**Exercise description**
Comb the records below for the string "Show" and copy each line where it turns up.

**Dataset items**
==================================================
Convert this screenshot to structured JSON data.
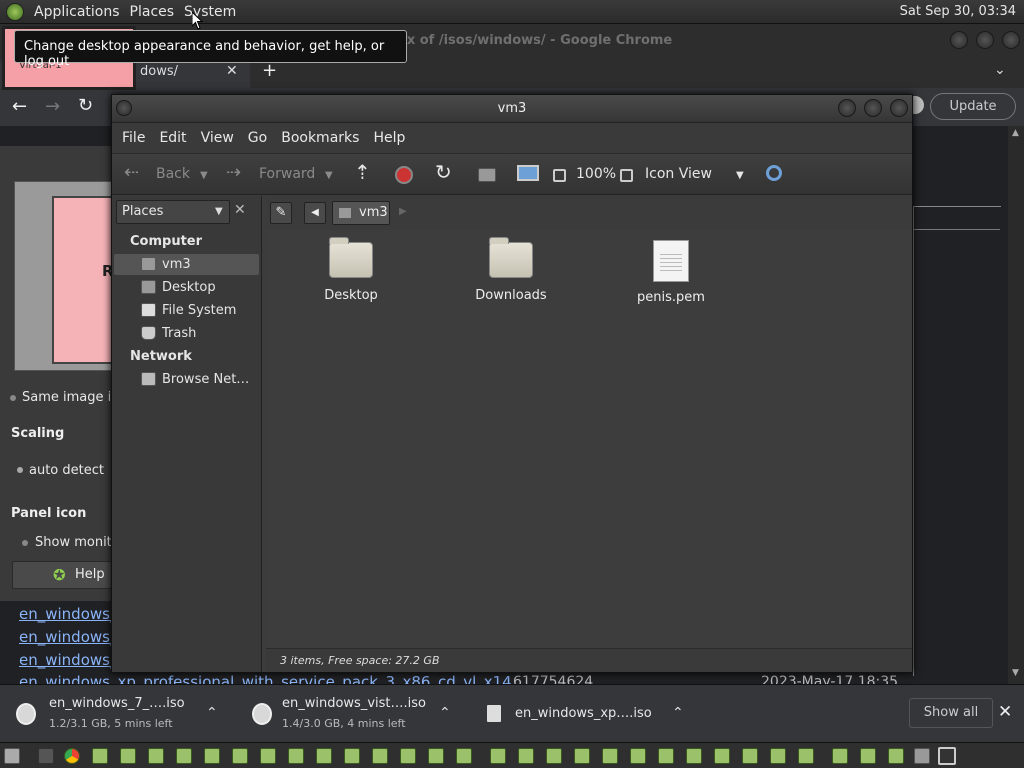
{
  "top_panel": {
    "menus": [
      "Applications",
      "Places",
      "System"
    ],
    "clock": "Sat Sep 30, 03:34"
  },
  "tooltip": "Change desktop appearance and behavior, get help, or log out",
  "chrome": {
    "title_fragment": "ex of /isos/windows/ - Google Chrome",
    "tab_fragment": "dows/",
    "update_label": "Update",
    "thumb_label": "Virtual-1"
  },
  "settings_panel": {
    "preview_letter": "R",
    "same_image": "Same image in",
    "scaling_label": "Scaling",
    "auto_detect": "auto detect",
    "panel_icon_label": "Panel icon",
    "show_monitor": "Show monito",
    "help_label": "Help"
  },
  "links": [
    "en_windows_",
    "en_windows_",
    "en_windows_"
  ],
  "hidden_row": {
    "name": "en_windows_xp_professional_with_service_pack_3_x86_cd_vl_x14",
    "size": "617754624",
    "date": "2023-May-17 18:35"
  },
  "nautilus": {
    "title": "vm3",
    "menus": [
      "File",
      "Edit",
      "View",
      "Go",
      "Bookmarks",
      "Help"
    ],
    "toolbar": {
      "back": "Back",
      "forward": "Forward",
      "zoom": "100%",
      "view_mode": "Icon View"
    },
    "sidebar": {
      "combo": "Places",
      "computer_header": "Computer",
      "computer_items": [
        "vm3",
        "Desktop",
        "File System",
        "Trash"
      ],
      "network_header": "Network",
      "network_items": [
        "Browse Net…"
      ]
    },
    "path": "vm3",
    "files": [
      {
        "name": "Desktop",
        "kind": "folder"
      },
      {
        "name": "Downloads",
        "kind": "folder"
      },
      {
        "name": "penis.pem",
        "kind": "file"
      }
    ],
    "status": "3 items, Free space: 27.2 GB"
  },
  "downloads": [
    {
      "name": "en_windows_7_….iso",
      "status": "1.2/3.1 GB, 5 mins left"
    },
    {
      "name": "en_windows_vist….iso",
      "status": "1.4/3.0 GB, 4 mins left"
    },
    {
      "name": "en_windows_xp….iso",
      "status": ""
    }
  ],
  "shelf": {
    "show_all": "Show all"
  }
}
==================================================
**Task solution**
    "show_monitor": "Show monito",
    "show_all": "Show all"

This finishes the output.